**ASSIGNED TASK**
Copy each line of the listing below exactly.

**INPUT**
-=-=-
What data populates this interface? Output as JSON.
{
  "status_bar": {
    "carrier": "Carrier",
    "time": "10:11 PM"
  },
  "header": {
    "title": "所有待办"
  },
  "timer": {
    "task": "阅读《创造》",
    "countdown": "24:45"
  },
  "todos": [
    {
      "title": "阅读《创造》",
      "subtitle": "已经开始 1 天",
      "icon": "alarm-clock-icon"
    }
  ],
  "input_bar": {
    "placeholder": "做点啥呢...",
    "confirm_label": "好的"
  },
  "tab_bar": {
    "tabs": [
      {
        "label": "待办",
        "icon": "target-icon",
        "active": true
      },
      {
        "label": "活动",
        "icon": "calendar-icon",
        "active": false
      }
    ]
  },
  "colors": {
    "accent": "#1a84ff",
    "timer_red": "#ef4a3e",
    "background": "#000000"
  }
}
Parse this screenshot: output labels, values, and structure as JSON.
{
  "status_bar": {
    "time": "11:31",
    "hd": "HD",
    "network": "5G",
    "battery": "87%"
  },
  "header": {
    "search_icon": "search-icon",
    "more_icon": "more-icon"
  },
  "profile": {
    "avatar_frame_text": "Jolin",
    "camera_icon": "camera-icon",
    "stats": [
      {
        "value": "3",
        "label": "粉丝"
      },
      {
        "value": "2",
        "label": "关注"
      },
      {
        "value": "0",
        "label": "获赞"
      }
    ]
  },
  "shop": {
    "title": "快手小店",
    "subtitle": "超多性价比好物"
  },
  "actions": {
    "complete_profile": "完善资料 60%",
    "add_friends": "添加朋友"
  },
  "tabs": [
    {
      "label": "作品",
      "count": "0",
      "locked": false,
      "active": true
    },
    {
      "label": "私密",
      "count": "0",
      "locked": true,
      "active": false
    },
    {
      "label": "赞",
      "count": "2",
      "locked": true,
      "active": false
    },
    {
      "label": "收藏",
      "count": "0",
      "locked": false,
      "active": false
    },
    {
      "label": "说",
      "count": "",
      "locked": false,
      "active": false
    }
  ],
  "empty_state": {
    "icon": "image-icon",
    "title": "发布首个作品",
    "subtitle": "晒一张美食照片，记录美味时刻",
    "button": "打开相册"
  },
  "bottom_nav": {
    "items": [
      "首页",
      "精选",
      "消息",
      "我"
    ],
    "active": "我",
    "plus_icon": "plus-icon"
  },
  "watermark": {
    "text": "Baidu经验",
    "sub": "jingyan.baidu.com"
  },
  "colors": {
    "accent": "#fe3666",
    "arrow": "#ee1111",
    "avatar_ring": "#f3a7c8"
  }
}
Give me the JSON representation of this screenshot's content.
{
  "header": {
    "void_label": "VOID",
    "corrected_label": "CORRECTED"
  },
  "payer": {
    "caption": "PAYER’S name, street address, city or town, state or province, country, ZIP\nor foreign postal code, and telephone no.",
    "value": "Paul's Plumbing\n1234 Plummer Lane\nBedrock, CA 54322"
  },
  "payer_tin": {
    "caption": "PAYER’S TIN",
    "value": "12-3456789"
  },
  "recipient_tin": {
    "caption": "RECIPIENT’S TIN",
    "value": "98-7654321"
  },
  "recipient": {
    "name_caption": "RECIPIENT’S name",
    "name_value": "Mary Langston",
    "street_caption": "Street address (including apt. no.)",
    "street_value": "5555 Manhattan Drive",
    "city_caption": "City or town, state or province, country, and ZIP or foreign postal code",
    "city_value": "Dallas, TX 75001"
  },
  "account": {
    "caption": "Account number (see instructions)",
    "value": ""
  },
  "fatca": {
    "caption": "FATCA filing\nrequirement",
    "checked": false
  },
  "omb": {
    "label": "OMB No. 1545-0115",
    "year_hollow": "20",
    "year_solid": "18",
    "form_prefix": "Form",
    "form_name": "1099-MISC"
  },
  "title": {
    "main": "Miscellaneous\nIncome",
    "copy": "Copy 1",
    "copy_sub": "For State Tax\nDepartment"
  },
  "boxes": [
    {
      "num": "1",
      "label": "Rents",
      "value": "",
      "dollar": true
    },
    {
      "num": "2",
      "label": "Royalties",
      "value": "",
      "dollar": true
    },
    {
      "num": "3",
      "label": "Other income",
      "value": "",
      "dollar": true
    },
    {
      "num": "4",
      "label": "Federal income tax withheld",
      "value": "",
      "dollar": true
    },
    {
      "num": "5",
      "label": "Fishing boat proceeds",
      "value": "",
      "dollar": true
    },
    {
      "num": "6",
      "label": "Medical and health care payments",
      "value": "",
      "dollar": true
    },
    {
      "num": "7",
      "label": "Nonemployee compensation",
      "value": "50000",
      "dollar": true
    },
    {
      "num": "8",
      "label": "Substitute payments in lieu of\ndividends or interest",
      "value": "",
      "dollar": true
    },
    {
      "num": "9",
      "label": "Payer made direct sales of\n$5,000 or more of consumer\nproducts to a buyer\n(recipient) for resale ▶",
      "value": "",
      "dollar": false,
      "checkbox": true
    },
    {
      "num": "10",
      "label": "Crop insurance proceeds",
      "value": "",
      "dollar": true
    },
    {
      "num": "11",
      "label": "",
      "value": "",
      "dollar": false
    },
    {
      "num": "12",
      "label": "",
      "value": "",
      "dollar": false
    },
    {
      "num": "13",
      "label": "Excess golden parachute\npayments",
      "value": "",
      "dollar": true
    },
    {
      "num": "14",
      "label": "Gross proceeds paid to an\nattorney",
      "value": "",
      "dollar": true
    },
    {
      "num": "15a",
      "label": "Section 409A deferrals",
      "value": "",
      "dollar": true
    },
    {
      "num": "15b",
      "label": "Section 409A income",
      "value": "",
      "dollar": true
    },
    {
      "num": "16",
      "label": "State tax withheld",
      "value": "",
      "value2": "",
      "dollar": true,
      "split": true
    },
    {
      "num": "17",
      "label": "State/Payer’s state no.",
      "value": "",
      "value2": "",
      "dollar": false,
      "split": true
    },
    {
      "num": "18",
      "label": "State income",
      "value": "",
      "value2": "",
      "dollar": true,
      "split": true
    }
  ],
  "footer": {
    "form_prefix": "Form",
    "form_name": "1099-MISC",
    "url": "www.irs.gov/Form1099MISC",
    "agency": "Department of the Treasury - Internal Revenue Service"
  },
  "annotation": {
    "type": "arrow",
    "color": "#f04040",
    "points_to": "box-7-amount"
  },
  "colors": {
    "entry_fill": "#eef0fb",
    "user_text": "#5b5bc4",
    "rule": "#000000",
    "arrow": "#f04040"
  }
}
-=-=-
**TASK RESULT**
What data populates this interface? Output as JSON.
{
  "status_bar": {
    "carrier": "Carrier",
    "time": "10:11 PM"
  },
  "header": {
    "title": "所有待办"
  },
  "timer": {
    "task": "阅读《创造》",
    "countdown": "24:45"
  },
  "todos": [
    {
      "title": "阅读《创造》",
      "subtitle": "已经开始 1 天",
      "icon": "alarm-clock-icon"
    }
  ],
  "input_bar": {
    "placeholder": "做点啥呢...",
    "confirm_label": "好的"
  },
  "tab_bar": {
    "tabs": [
      {
        "label": "待办",
        "icon": "target-icon",
        "active": true
      },
      {
        "label": "活动",
        "icon": "calendar-icon",
        "active": false
      }
    ]
  },
  "colors": {
    "accent": "#1a84ff",
    "timer_red": "#ef4a3e",
    "background": "#000000"
  }
}
Parse this screenshot: output labels, values, and structure as JSON.
{
  "status_bar": {
    "time": "11:31",
    "hd": "HD",
    "network": "5G",
    "battery": "87%"
  },
  "header": {
    "search_icon": "search-icon",
    "more_icon": "more-icon"
  },
  "profile": {
    "avatar_frame_text": "Jolin",
    "camera_icon": "camera-icon",
    "stats": [
      {
        "value": "3",
        "label": "粉丝"
      },
      {
        "value": "2",
        "label": "关注"
      },
      {
        "value": "0",
        "label": "获赞"
      }
    ]
  },
  "shop": {
    "title": "快手小店",
    "subtitle": "超多性价比好物"
  },
  "actions": {
    "complete_profile": "完善资料 60%",
    "add_friends": "添加朋友"
  },
  "tabs": [
    {
      "label": "作品",
      "count": "0",
      "locked": false,
      "active": true
    },
    {
      "label": "私密",
      "count": "0",
      "locked": true,
      "active": false
    },
    {
      "label": "赞",
      "count": "2",
      "locked": true,
      "active": false
    },
    {
      "label": "收藏",
      "count": "0",
      "locked": false,
      "active": false
    },
    {
      "label": "说",
      "count": "",
      "locked": false,
      "active": false
    }
  ],
  "empty_state": {
    "icon": "image-icon",
    "title": "发布首个作品",
    "subtitle": "晒一张美食照片，记录美味时刻",
    "button": "打开相册"
  },
  "bottom_nav": {
    "items": [
      "首页",
      "精选",
      "消息",
      "我"
    ],
    "active": "我",
    "plus_icon": "plus-icon"
  },
  "watermark": {
    "text": "Baidu经验",
    "sub": "jingyan.baidu.com"
  },
  "colors": {
    "accent": "#fe3666",
    "arrow": "#ee1111",
    "avatar_ring": "#f3a7c8"
  }
}
Give me the JSON representation of this screenshot's content.
{
  "header": {
    "void_label": "VOID",
    "corrected_label": "CORRECTED"
  },
  "payer": {
    "caption": "PAYER’S name, street address, city or town, state or province, country, ZIP\nor foreign postal code, and telephone no.",
    "value": "Paul's Plumbing\n1234 Plummer Lane\nBedrock, CA 54322"
  },
  "payer_tin": {
    "caption": "PAYER’S TIN",
    "value": "12-3456789"
  },
  "recipient_tin": {
    "caption": "RECIPIENT’S TIN",
    "value": "98-7654321"
  },
  "recipient": {
    "name_caption": "RECIPIENT’S name",
    "name_value": "Mary Langston",
    "street_caption": "Street address (including apt. no.)",
    "street_value": "5555 Manhattan Drive",
    "city_caption": "City or town, state or province, country, and ZIP or foreign postal code",
    "city_value": "Dallas, TX 75001"
  },
  "account": {
    "caption": "Account number (see instructions)",
    "value": ""
  },
  "fatca": {
    "caption": "FATCA filing\nrequirement",
    "checked": false
  },
  "omb": {
    "label": "OMB No. 1545-0115",
    "year_hollow": "20",
    "year_solid": "18",
    "form_prefix": "Form",
    "form_name": "1099-MISC"
  },
  "title": {
    "main": "Miscellaneous\nIncome",
    "copy": "Copy 1",
    "copy_sub": "For State Tax\nDepartment"
  },
  "boxes": [
    {
      "num": "1",
      "label": "Rents",
      "value": "",
      "dollar": true
    },
    {
      "num": "2",
      "label": "Royalties",
      "value": "",
      "dollar": true
    },
    {
      "num": "3",
      "label": "Other income",
      "value": "",
      "dollar": true
    },
    {
      "num": "4",
      "label": "Federal income tax withheld",
      "value": "",
      "dollar": true
    },
    {
      "num": "5",
      "label": "Fishing boat proceeds",
      "value": "",
      "dollar": true
    },
    {
      "num": "6",
      "label": "Medical and health care payments",
      "value": "",
      "dollar": true
    },
    {
      "num": "7",
      "label": "Nonemployee compensation",
      "value": "50000",
      "dollar": true
    },
    {
      "num": "8",
      "label": "Substitute payments in lieu of\ndividends or interest",
      "value": "",
      "dollar": true
    },
    {
      "num": "9",
      "label": "Payer made direct sales of\n$5,000 or more of consumer\nproducts to a buyer\n(recipient) for resale ▶",
      "value": "",
      "dollar": false,
      "checkbox": true
    },
    {
      "num": "10",
      "label": "Crop insurance proceeds",
      "value": "",
      "dollar": true
    },
    {
      "num": "11",
      "label": "",
      "value": "",
      "dollar": false
    },
    {
      "num": "12",
      "label": "",
      "value": "",
      "dollar": false
    },
    {
      "num": "13",
      "label": "Excess golden parachute\npayments",
      "value": "",
      "dollar": true
    },
    {
      "num": "14",
      "label": "Gross proceeds paid to an\nattorney",
      "value": "",
      "dollar": true
    },
    {
      "num": "15a",
      "label": "Section 409A deferrals",
      "value": "",
      "dollar": true
    },
    {
      "num": "15b",
      "label": "Section 409A income",
      "value": "",
      "dollar": true
    },
    {
      "num": "16",
      "label": "State tax withheld",
      "value": "",
      "value2": "",
      "dollar": true,
      "split": true
    },
    {
      "num": "17",
      "label": "State/Payer’s state no.",
      "value": "",
      "value2": "",
      "dollar": false,
      "split": true
    },
    {
      "num": "18",
      "label": "State income",
      "value": "",
      "value2": "",
      "dollar": true,
      "split": true
    }
  ],
  "footer": {
    "form_prefix": "Form",
    "form_name": "1099-MISC",
    "url": "www.irs.gov/Form1099MISC",
    "agency": "Department of the Treasury - Internal Revenue Service"
  },
  "annotation": {
    "type": "arrow",
    "color": "#f04040",
    "points_to": "box-7-amount"
  },
  "colors": {
    "entry_fill": "#eef0fb",
    "user_text": "#5b5bc4",
    "rule": "#000000",
    "arrow": "#f04040"
  }
}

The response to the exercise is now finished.